Susan Durlak didn’t realize, at first, that her 88-year-old mother was covered in blood.
“At first, I thought, ‘What is on her? Is that gravy?’” Susan Durlak recalled to PIX 11. “I was saying to her, ‘Wake up! Wake up!’ It’s horrible to see that picture in your head and say ‘I’m going to live with that picture for the rest of my life.’”
Durlak had gone to the Bronx apartment from her home in Orange County, after she spent a night trying to contact her elderly mother by phone. Durlak’s son, James, was with her, when they found Shapiro’s door ajar—and groceries splattered all over the hallway inside. Evelyn Shapiro had gone shopping and bought blueberries, Susan’s favorite fruit, and they were scattered all over the floor.

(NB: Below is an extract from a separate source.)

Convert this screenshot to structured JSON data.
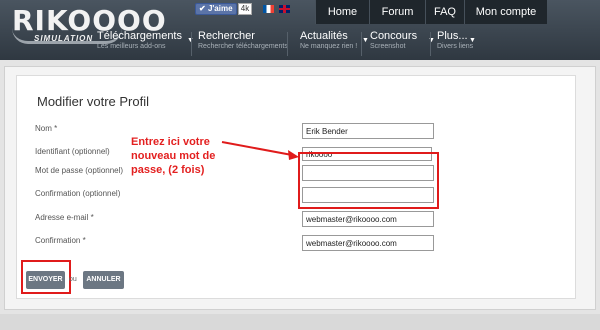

“At first, we thought she was shot in the head, because there was a hole in her head,” James Durlak remembered. “You see the image every time you close your eyes.”
When the family called 911, they reported that Shapiro had been shot, but an autopsy showed she’d been beaten, and the cause of death was blunt force trauma.
“It was a brutal, brutal crime scene,” Detective Salvatore Giardini of the 49th Precinct told PIX 11. “There was a little area rug, when you walk in, and it was all crumpled up. There was a struggle.”
Unfortunately, there were no security cameras in Pelham Bay Houses on Williamsbridge Road, so police don’t know who followed the elderly woman off the elevator and into her apartment.
Shapiro’s family told investigators she often wore lots of gold necklaces and rings, because she didn’t want to deny herself pretty things, after her very austere childhood. Most of Shapiro’s jewelry was missing from her neck—and the apartment—but her grandson found a gold, Jewish chai, a treasure she’d bought in Israel—on the floor.
Durlak said her mother started working at age 10 and used to scrub people’s stoops in Detroit. When a very young Shapiro had bought a tiny trinket with pennies she earned on one job, Shapiro’s mother reprimanded her, according to Susan Durlak. ‘”My grandmother went off on her and said, ‘When you have money, even five pennies, you use it to buy food, not things to wear.’”
The NYPD is offering a $22,000 reward to anyone who can offer information that leads to an arrest and conviction. The Crime Stoppers hotline is 1-800-577-TIPS. The code number for Shapiro’s case is BX-940.
“She was 88 years old when she was beaten,” Susan Durlak told PIX 11, “but the medical examiner said she would have lived another two years. And given the choice, my mother would have taken those two years,” Durlak said tearfully.
Shapiro loved to travel and loved to dance and she participated in many activities at her local senior center.
“I wish she was alive for just two minutes,” Durlak said, “so I could take her face in my hands and say ‘Do you know how much you meant to me? Do you know you meant the world to me?’”